Date of Award


Document Type

Masters Thesis

Degree Name


Organizational Unit

College of Arts Humanities and Social Sciences

First Advisor

Tracy Mott, Ph.D.

Second Advisor

Peter Ho

Third Advisor

Jack Strauss


Central bank independence, Central banking, Financial crisis, Financial stability, Macroprudential regulation


This thesis looks at the evolution of the Federal Reserve’s mandate and regulatory responsibilities as a result of the Global Financial Crisis. The onset of the crisis exposed the financial system to risks that had yet to be identified by the traditional microprudential regulatory framework, necessitating a rapid and unconventional response in order to prevent widespread financial collapse. Now, in 2015, as most of the scourges of the crisis are in the recent past, practitioners are beginning to not only pick up the pieces but attempting to reform the system to increase resilience in the future. One of the proposals taking center stage in this effort is an increased focus on financial stability in economic policymaking, in order to prevent the meteoric rise in unsustainable risk that contributed to the crisis arising just eight years ago. This need for reform is juxtaposed with the theoretical thrust to maintain central bank independence. The interaction between central bank independence and a financial stability mandate will be discussed, with a focus on macroprudential regulation.

The views expressed here are those of the author and do not necessarily reflect those of The Federal Reserve Bank of Richmond, the Board of Governors of the Federal Reserve System, or the Federal Reserve System.

Publication Statement

Copyright is held by the author. User is responsible for all copyright compliance.
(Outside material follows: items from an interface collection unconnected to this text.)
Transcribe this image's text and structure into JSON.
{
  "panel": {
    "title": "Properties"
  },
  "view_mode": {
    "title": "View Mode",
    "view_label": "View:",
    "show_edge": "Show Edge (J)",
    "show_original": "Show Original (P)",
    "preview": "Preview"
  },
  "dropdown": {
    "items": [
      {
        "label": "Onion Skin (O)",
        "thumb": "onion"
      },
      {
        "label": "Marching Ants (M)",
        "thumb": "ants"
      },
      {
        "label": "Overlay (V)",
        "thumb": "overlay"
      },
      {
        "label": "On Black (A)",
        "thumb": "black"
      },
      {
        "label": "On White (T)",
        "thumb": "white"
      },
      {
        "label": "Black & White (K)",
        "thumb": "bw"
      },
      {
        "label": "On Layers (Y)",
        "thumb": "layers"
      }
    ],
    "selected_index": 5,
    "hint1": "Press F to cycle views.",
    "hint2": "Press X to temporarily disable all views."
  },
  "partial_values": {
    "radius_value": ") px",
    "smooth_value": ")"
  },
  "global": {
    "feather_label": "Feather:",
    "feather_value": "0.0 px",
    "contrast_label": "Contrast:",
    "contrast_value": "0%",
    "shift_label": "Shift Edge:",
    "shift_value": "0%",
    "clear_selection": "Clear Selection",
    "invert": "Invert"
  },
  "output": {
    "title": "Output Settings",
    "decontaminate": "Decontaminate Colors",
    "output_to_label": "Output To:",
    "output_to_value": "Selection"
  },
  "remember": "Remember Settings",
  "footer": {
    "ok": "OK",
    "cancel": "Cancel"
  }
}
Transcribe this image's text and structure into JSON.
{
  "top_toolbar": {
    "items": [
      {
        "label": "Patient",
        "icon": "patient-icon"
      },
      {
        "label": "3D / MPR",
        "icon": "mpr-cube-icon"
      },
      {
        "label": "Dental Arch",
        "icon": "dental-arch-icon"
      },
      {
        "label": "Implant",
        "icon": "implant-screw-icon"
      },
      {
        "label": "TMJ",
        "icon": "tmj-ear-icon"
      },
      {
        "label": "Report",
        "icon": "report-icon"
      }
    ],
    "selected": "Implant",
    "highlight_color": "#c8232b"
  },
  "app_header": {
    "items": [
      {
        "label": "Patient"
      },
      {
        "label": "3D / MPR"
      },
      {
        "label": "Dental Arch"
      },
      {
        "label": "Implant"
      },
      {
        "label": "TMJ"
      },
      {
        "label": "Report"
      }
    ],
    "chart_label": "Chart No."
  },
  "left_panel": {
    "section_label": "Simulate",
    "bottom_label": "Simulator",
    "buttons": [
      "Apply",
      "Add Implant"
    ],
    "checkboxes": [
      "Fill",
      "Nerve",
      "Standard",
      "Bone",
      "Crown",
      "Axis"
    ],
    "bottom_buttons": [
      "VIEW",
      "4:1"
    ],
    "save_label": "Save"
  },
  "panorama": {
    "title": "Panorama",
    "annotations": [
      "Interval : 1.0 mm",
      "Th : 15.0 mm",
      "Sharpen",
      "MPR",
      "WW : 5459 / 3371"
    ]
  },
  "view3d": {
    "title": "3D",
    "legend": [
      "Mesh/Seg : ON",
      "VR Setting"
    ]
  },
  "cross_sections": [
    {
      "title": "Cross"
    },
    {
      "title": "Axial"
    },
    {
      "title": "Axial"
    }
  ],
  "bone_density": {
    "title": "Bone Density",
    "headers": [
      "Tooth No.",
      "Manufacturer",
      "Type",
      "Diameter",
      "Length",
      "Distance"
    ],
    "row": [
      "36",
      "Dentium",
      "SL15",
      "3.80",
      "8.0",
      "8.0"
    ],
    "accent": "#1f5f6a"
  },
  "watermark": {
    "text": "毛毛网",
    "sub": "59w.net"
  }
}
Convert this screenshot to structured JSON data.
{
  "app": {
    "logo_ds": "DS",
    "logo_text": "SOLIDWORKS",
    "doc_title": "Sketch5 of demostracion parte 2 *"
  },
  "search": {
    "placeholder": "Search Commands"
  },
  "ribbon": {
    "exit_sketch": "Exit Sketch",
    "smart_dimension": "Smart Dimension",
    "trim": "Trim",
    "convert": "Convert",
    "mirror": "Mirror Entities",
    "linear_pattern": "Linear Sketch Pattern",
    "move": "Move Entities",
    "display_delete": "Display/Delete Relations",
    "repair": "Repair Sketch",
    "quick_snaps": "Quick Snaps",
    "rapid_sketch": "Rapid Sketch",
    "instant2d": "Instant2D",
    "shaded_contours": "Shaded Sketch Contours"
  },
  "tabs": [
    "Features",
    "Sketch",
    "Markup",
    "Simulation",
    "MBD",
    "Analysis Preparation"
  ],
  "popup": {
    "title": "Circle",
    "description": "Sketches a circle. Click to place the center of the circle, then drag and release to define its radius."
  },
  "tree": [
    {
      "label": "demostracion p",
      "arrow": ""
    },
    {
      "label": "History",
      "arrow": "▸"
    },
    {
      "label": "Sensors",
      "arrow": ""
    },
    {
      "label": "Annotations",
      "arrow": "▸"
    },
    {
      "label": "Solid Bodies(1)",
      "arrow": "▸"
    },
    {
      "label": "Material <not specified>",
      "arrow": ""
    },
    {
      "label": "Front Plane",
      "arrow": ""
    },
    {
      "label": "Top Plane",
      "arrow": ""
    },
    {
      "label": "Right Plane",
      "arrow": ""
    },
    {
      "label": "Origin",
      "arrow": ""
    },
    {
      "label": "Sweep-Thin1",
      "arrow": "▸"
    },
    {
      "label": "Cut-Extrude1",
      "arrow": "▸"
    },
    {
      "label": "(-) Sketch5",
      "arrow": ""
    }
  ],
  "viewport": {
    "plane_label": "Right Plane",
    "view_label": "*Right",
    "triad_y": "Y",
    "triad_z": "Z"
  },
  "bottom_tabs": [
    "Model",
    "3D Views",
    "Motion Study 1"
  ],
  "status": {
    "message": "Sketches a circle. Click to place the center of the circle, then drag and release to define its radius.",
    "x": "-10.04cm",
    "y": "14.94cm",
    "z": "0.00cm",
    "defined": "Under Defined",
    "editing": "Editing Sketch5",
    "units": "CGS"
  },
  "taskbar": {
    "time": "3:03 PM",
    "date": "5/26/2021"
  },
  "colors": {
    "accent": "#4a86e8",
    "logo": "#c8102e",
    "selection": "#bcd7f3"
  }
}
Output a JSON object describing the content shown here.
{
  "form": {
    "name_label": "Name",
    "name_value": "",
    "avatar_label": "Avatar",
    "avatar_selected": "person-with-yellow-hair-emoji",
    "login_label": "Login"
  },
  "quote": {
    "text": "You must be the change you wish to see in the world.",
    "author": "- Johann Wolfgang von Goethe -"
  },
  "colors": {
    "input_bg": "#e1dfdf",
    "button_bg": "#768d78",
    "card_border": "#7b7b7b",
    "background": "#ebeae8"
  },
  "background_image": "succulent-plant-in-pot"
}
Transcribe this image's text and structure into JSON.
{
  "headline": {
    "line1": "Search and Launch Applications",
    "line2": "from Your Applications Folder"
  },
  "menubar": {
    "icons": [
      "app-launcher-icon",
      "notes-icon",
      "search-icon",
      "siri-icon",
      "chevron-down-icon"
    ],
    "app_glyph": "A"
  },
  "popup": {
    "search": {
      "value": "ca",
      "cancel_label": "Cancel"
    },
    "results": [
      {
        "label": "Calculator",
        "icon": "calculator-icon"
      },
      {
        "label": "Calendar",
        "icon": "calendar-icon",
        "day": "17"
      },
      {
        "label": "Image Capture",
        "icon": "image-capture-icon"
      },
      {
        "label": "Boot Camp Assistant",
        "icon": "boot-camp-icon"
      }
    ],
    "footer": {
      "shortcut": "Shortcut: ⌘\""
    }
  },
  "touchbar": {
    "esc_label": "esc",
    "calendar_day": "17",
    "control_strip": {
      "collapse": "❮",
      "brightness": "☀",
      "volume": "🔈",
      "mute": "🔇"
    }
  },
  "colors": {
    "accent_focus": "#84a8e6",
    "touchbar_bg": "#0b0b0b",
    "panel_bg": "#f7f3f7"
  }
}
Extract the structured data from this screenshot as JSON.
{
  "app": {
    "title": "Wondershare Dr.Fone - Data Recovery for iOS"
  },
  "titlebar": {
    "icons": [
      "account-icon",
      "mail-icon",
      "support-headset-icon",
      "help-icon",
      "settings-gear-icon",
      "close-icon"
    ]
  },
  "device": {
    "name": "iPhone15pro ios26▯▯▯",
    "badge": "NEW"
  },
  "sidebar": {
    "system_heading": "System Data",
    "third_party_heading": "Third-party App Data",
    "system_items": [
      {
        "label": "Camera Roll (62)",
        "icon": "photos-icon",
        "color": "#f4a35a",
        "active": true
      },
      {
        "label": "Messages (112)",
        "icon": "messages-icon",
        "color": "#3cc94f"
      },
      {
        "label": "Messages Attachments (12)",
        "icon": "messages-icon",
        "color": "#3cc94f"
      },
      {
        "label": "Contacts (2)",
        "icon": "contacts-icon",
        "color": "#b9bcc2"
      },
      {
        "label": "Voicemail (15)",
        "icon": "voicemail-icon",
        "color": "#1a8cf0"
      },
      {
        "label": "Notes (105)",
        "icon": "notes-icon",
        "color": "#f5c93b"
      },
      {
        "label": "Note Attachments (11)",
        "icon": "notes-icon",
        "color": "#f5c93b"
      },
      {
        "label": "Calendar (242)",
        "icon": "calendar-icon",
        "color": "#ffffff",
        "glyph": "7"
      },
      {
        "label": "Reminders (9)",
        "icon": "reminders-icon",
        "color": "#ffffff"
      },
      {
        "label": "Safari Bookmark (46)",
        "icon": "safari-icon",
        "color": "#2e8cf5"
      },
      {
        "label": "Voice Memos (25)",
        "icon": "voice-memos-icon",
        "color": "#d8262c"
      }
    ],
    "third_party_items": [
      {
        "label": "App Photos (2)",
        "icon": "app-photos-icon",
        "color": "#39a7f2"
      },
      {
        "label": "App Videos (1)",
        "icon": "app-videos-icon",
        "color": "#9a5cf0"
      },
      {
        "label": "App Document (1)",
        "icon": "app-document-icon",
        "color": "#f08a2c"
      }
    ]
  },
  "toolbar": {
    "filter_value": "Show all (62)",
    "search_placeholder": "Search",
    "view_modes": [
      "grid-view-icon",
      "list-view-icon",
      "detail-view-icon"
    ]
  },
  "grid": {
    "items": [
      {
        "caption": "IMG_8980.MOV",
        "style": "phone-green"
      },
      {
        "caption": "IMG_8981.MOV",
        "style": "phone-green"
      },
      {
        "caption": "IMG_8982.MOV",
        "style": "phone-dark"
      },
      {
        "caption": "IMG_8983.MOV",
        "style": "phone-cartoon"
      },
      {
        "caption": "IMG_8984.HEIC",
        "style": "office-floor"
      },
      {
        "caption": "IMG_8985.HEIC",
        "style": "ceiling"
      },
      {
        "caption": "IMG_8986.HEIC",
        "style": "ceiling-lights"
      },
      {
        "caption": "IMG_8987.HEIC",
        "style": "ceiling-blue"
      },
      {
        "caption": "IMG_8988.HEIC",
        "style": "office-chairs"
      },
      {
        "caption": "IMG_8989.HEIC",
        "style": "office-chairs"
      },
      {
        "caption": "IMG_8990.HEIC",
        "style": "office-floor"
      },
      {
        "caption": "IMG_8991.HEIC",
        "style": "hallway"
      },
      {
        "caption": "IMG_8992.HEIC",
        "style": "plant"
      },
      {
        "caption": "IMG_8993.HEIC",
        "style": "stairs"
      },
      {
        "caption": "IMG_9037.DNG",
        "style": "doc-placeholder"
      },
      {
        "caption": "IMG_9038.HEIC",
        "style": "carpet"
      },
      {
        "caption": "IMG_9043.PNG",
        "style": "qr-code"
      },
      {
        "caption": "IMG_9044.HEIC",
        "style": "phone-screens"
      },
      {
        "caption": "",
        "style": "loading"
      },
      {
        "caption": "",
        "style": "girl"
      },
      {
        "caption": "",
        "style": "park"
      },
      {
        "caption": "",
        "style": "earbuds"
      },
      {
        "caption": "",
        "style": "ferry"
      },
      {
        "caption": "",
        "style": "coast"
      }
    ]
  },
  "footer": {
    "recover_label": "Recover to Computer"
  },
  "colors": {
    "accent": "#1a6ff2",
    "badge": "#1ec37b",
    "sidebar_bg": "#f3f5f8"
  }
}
Rights Holder

Laurel Celastine Mazur


Received from ProQuest

File Format




File Size

82 p.


Economics, Finance